Friday, January 26, 2007

Ode to a Gamer Friend

In 1999, I started playing D&D with some guys that I met at school.

Over 7 years later, some of us still play together.

Sure, the group of players has changed. One of the guys has dropped in and out of the group as schooling allows. Some drop by for one week stints whenever they're in town.

I miss those folks that I don't get to play with regularly anymore. But there are four of us that have been there almost every week for seven years running. That's pretty amazing.

For the past few months, we've been playing Shadowrun on Thursday nights. We've got a few additions to the table for this game, including some of the friends I met playing WoW, but that core group was still together.

Until last night. One of the players informed me after the game was over that he needed to spend more time with his family. Obviously it's a decision I respect and understand completely.

We've all seen a lot of changes in seven years: new jobs, kids for some, engagements for others. We've been through a lot of strange and wacky times together. I lived with this fellow in particular for 3 non-sequential years, in 3 different places.

But throughout all those moves, all those triumphs, and yes, sometimes arguments... I could always count on seeing him every week, like clockwork.

Already we don't see enough of each other anymore. Our lives have taken us in different places... good places, mind you, but different. There will be opportunities to hang out, even if they are reducing in frequency.

But it still feels strange, and a little sad, knowing that next week, such a constant in my life is going to be missing.

So here's to the paladin that took up the sword of prophecy, only to destroy it to save a nation.

Here's to the rat bastard thief in his snake skin hat.

Here's to the feared and misunderstood warlock who surprised everyone by sacrificing himself to save a girl he barely knew.

Here's to all the characters that you made me and everybody else you played with love.

Here's to one of my best friends.

Here's to you, Gary. There will always be a chair and some dice for you at the table.


Craig said...

Having gamed with this group, this motley troupe of rabble, is probably the biggest influence on my current favored style of play -- namely, as Dave has put it in the past, improvisational theater with dice. Gary's style of roleplaying clearly grew out of his musical theater background, and the depth to which he got immersed in his character was what made those games in the Conshie basement quite literally the stuff of legend. Gary must come to CraigCon this year; his seat has been empty ever since his triumphant victory-tie at the 1st Annual Battle Royal(e).

LastBestAngryMan said...

I would add one further character to those you toasted, Yeager;

Here's to the man-child gladiator with the thirst for a just vengeance that made him a hero and cost him his life.

Even though I've been in and out of the group I can't help but feel the loss. It was always a pleasure playing with you, Gary, and even when we were yelling at each other, a privelege.

Andrew said...

I am one of the four Yeager talked about as the core group.

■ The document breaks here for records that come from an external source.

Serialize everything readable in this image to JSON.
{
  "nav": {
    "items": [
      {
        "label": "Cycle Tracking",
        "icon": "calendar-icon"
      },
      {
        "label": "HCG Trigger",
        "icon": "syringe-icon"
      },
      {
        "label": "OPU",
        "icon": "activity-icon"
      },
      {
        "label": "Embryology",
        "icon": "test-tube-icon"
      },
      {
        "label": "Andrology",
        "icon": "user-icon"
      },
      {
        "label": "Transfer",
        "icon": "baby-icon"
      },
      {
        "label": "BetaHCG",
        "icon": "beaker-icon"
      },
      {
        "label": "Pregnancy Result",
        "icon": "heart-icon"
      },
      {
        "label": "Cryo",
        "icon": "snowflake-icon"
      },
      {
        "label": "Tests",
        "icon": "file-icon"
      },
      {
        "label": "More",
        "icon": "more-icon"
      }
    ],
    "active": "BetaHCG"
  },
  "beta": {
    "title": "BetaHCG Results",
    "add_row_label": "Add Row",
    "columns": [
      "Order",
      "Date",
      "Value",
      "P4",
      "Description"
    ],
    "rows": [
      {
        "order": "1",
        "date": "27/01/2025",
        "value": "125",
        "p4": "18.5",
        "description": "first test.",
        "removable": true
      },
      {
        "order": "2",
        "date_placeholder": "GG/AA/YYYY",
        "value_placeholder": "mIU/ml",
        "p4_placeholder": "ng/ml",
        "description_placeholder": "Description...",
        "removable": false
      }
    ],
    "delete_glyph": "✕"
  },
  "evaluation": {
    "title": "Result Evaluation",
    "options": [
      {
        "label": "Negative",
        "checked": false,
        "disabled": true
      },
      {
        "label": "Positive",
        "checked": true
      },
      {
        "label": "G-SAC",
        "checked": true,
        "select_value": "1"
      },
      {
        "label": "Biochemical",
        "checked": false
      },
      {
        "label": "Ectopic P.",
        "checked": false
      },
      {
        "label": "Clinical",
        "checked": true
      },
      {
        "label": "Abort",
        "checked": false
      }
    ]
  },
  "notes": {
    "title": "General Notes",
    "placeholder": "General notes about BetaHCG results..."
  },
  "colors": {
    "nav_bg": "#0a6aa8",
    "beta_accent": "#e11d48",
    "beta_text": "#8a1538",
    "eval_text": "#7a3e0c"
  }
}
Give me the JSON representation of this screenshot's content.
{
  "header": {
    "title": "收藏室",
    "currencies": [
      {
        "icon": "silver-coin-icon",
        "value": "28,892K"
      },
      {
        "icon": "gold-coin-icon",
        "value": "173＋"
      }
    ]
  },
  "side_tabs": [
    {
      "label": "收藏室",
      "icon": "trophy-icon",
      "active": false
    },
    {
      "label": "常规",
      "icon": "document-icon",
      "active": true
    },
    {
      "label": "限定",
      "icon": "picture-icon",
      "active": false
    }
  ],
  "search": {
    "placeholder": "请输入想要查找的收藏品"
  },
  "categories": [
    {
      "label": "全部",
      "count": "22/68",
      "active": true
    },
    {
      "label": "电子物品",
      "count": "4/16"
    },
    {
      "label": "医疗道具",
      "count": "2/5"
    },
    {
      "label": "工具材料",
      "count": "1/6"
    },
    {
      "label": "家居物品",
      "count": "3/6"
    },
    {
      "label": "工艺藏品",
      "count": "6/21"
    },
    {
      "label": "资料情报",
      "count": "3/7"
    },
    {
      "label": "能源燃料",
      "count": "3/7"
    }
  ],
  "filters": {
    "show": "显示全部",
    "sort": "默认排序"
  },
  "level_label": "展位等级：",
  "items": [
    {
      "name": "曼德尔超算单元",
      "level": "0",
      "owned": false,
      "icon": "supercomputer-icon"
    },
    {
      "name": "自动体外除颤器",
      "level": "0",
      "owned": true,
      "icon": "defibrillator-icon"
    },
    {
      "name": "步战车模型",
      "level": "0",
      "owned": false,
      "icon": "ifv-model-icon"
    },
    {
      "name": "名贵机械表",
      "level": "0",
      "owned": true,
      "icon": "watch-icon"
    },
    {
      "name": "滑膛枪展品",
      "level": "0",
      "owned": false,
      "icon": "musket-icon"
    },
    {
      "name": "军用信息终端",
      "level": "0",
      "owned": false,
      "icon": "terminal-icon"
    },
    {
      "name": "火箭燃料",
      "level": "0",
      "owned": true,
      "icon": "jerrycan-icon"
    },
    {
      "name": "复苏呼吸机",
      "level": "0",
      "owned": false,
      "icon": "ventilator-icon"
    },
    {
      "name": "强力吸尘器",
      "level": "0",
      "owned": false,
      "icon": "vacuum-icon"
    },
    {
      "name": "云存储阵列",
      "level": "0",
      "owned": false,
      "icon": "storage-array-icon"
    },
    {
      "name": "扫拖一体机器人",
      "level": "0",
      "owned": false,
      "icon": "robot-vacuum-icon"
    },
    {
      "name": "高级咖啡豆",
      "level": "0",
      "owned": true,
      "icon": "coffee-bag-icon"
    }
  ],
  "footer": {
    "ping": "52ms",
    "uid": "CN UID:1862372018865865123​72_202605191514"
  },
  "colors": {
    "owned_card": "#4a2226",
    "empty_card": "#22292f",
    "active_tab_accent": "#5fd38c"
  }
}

I've known Gary forever and through all the great times and crappy times, it's been great.

Gary said...

How can I respond to any of this? Roleplaying is something you can't do by yourself. I've been nothing more than one player in an array of amazing plotlines. What would the warlock have been without the priest of unrivaled goodness always reminding him of the right path? or the outspoken halfling ready to lash out at him at any moment? Who would the Paladin have been without the misguided young rogue to set an example for and a disfigured priest to raise him every time he got cut down? The rogue in the snakeskin hat would never have stood a chance without a veritable army of characters around him. Finally, Mr.Yeager, that man-child gladiator might never have been so driven to prove himself without the skepticism of a young elven druid who looked down on him as a half-breed abberation.

Gentlemen, it has been a pleasure over all of these years and it has been valuable to me in ways that very few would ever understand. Rest assured, those characters will live forever with me. Along with those that surrounded them and made them what they were...Made me what I am. Thank you, truly, from the bottom of my heart.

Josh said...

The Internet is really kind of amazing, isn't it. I haven't seen any of you guys in at least 8 months. Some of you I haven't seen in far longer. Then last week Gary mentioned the brouhaha that Andy's WoW post on Yeager's blog caused, and I decided to google it... and found this entry about Gary. It's intended to be for the public, but it surely feels personal to me.

I have to agree that those were great times, at least the ones I was there for. I was just thinking--in a fit of nostalgia the other day--that Dahja's end was perhaps the best campaign ending ever. And I was only there for part of the campaign!

Good times.

Dan Cross said...

Though a different group, I felt that way about you, Mr. Kerfuffle. Here's to Marcellen, and to Zug Zug!